The College announced its new off-campus housing policy on Wednesday, which includes restricting eligibility for off-campus living to juniors and seniors and capping the total number of students who can live off campus to 185 in the 2018-2019 academic year, down from this year’s cap of 200. In addition, a process to renovate and build higher quality upperclass housing is currently underway.
The Office of Residential Life and a number of other administrators developed the policy, which is a direct result of the findings and recommendations from a working group that was assembled last February to re-examine the College’s housing policies.
Among the key findings from the group’s study, which included 1,600 “touches” with people on and around campus, according to Dean of Student Affairs Tim Foster, was that the College needs to improve and to build new upperclass housing and that the lack of appealing accommodations for upperclass students is a major driver in students’ decisions to move off campus.
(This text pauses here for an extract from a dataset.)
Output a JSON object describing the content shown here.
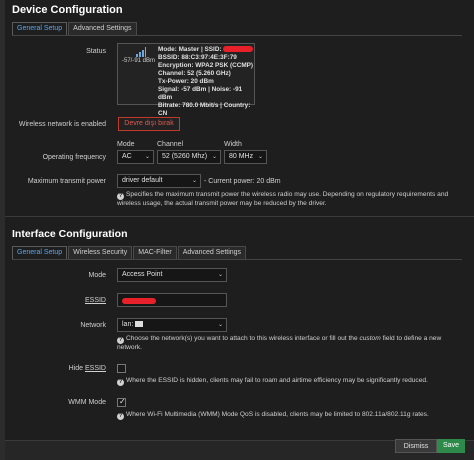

Foster confirmed that the College has already begun the planning process to build new upperclass housing and renovate existing structures. Specifically, the College plans to build townhouse-style housing that will include single bedrooms, a common area suitable for group gatherings and a kitchen.
Foster declined to comment where these projects will occur, but said that a committee of students, staff and faculty will be involved in the design process after an architect is named.
“The ultimate objective here is to build this new housing, increasing our on-campus housing capacity, improving our on-campus housing, drawing people back to campus and ultimately having first years, sophomores and juniors living on campus and 25 percent of seniors and super-seniors living off,” said Foster.
A major reason for this goal is an increase in students choosing to live off campus in recent years. In fall 2016, 12.1 percent of students lived off campus, a sharp increase from the average of around 7.6 percent from 2008 to 2015, a percentage among the highest in the NESCAC.
According to the working group, one of the negative effects of students, particularly seniors, living off campus is a decreased sense of community and senior engagement on campus, which includes seniors taking fewer leadership roles and causing the campus’ social life to go off campus. Other downsides the group identified are the creation of exclusive spaces and disruptions for neighbors.
While the cap for the 2017-2018 academic year is 200 students, only 179 juniors and seniors currently live off campus.
Foster cited enrollment patterns as well as recent improvements to some housing options, such as the removal of one-bedroom triples in Brunswick Apartments as reasons for the decline in the cap. He expects this cap will continue to fall over time.
“If this plan goes forward, as we begin to build the housing, the cap will become smaller in incremental steps and will ultimately come to the place where 125 or so have the opportunity [to live off campus],” he added.
Director of Housing Operations Lisa Rendall notified all students in an email on Wednesday morning about the change in the policy, as well as changes in the process that students who wish to live off campus must complete.
The new process consists of three steps. The first requires students to submit an application to enter the off-campus housing lottery by January 2. If accepted, the second step of the process is actually entering the lottery, which is available from November 28 to January 5. Students are allowed to block in groups of one to six. The final step is signing the off-campus housing contract, which is binding and withdraws eligibility into the on-campus lottery.
“From what we understood, [living off campus was passed off], where you have teammates who do it or you have connections, whereas there wasn’t as much institutional support for groups of students who aren’t a part of that passing off experience,” said Bowdoin Student Government President Irfan Alam ’18, who was also a member of the working group.
“The idea behind the lottery was to equalize it so that now everyone has the opportunity to live off campus, and there’s an educational component working with Office of Residential Life to sign a lease,” he said.
During this first step, the Office of the Residential Life will decide whether to approve applications to join the lottery.
Rendall doesn’t anticipate needing to reject many applications but said that if issues were to arise, they would be dealt with on an individual basis.
Foster described this possibility as “highly unusual.”
“I can’t tell you [that] we have criteria that exist for saying this student would or this student wouldn’t [be allowed to enter into the off-campus housing lottery],” he said.
While the working group reported some negative effects of off-campus living, such as nuisance complaints, Foster said that the decision to formalize an off-campus housing policy was not a direct result of these houses and that, he believes, overall, off-campus living is a positive element of our relationship with the community.
“To think that we would set up a housing policy based on what has been a handful of properties that have been sort of problematic, to me would be backwards thinking,” said Foster. “[The vast majority] of students who have lived within the community [have done so] in a really beautiful way, to their benefit and to the benefit of Brunswick residents.”
Rachael Allen and Harry DiPrinzio contributed to this report.